On January 18, 1997, I had opportunity to visit the death camp at Auschwitz.  This is the story of that visit.  I publish it now as a necessary reminder of what has happened before, for without such reminders we would be only too quick to let it happen again.

Admiral Miklós Horthy Regent of Hungary
Admiral Miklós Horthy
Regent of Hungary

Admiral Miklós Horthy was not high on the list of Adolf Hitler’s favorite people.  He had proven a lukewarm ally throughout the war.  Even though Horthy’s Hungarian legions had fought bravely alongside the Wehrmacht in the Soviet Union since 1941, Horthy’s government had never given its unqualified support to the Nazi regime.  A particularly sore point was that the Hungarians refused to surrender their Jewish citizens for deportation.  True, the leaders in Budapest had enacted repressive laws against Jews, but they never permitted the Germans to gain any measure of control over Hungary’s Jewish population.  Consequently, Hungary became a place of refuge for Jews from Romania and other nations whose governments were far less willing to defy Hitler.

Perhaps the Führer would have overlooked Horthy’s insolence in this matter of the Jews had this been the only matter of concern.  Yet events during the spring of 1944 brought this and other issues to a head.  By March of that year, the Red Army had thrown the Nazi invaders almost completely out of Soviet territory.  In the West, the Allies threatened to invade France as soon as the weather proved favorable.  Such disagreeable developments merely underscored Hitler’s compelling need for full cooperation from all his allies.  Since Admiral Horthy would neither listen to reason nor acquiesce to demands, Hitler employed other means to ensure Hungary displayed the appropriate measure of National Socialist ardor.  German soldiers accordingly occupied Hungary late in March.  Although they left Horthy in control of Budapest and its surrounding region, the remainder of the country fell completely under Nazi control.
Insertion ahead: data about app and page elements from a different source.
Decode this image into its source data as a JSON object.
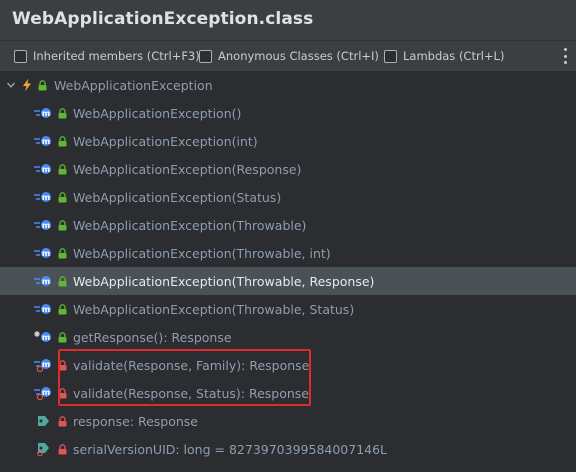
{
  "window": {
    "title": "WebApplicationException.class"
  },
  "filters": [
    {
      "label": "Inherited members (Ctrl+F3)",
      "checked": false
    },
    {
      "label": "Anonymous Classes (Ctrl+I)",
      "checked": false
    },
    {
      "label": "Lambdas (Ctrl+L)",
      "checked": false
    }
  ],
  "tree": {
    "root": {
      "label": "WebApplicationException"
    },
    "items": [
      {
        "label": "WebApplicationException()",
        "kind": "constructor"
      },
      {
        "label": "WebApplicationException(int)",
        "kind": "constructor"
      },
      {
        "label": "WebApplicationException(Response)",
        "kind": "constructor"
      },
      {
        "label": "WebApplicationException(Status)",
        "kind": "constructor"
      },
      {
        "label": "WebApplicationException(Throwable)",
        "kind": "constructor"
      },
      {
        "label": "WebApplicationException(Throwable, int)",
        "kind": "constructor"
      },
      {
        "label": "WebApplicationException(Throwable, Response)",
        "kind": "constructor",
        "selected": true
      },
      {
        "label": "WebApplicationException(Throwable, Status)",
        "kind": "constructor"
      },
      {
        "label": "getResponse(): Response",
        "kind": "method"
      },
      {
        "label": "validate(Response, Family): Response",
        "kind": "static-method"
      },
      {
        "label": "validate(Response, Status): Response",
        "kind": "static-method"
      },
      {
        "label": "response: Response",
        "kind": "field"
      },
      {
        "label": "serialVersionUID: long = 8273970399584007146L",
        "kind": "static-field"
      }
    ]
  },
  "colors": {
    "background": "#2b2d30",
    "toolbar": "#3c3f41",
    "selected": "#4a5157",
    "method_blue": "#4a8cf7",
    "lock_green": "#5fb832",
    "lock_red": "#e05555",
    "field_teal": "#52a8a0",
    "highlight_red": "#e12a2a"
  }
}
The fears of Hungary’s Jews soon became reality as the Fascists implemented the Führer’s orders.  Over the summer of 1944, 300,000 Jews found themselves crammed into cattle cars and shipped off to some faraway place.  The Nazis told them they were to be resettled in the conquered lands of the East.  Some believed the lie, either out of naiveté or out of the need for a hope of an end to the nightmare that had fallen upon their world.  Some did not believe it.  Some even whispered of the rumors that the Nazis had built a death factory and were herding all the Jews into it.

Admiral Horthy heard these rumors as well.  He was no lover of Jews, but he was a refined gentleman.  He was also a realist who understood what was happening to his country.  An appeal from Pope John XXIII on behalf of the Jews helped to sway Horthy’s mind, and late in June he reasserted control over all of Hungary.  Thanks to this, and to Allied bombing of Budapest, the deportations stopped for a brief time – but only a brief time.  The Germans soon put Horthy in his place, and removal of the Jews resumed.  Horthy protested and resisted up to the moment the Nazis arrested him in October, but to no avail.  By the time the Red Army smashed into Budapest in late December, almost all of the Jews who had sheltered within Hungary’s borders were gone.  Most of them were dead.

The story is true.  I know.

I saw where they died.

The place is called Auschwitz.

Please click here to continue reading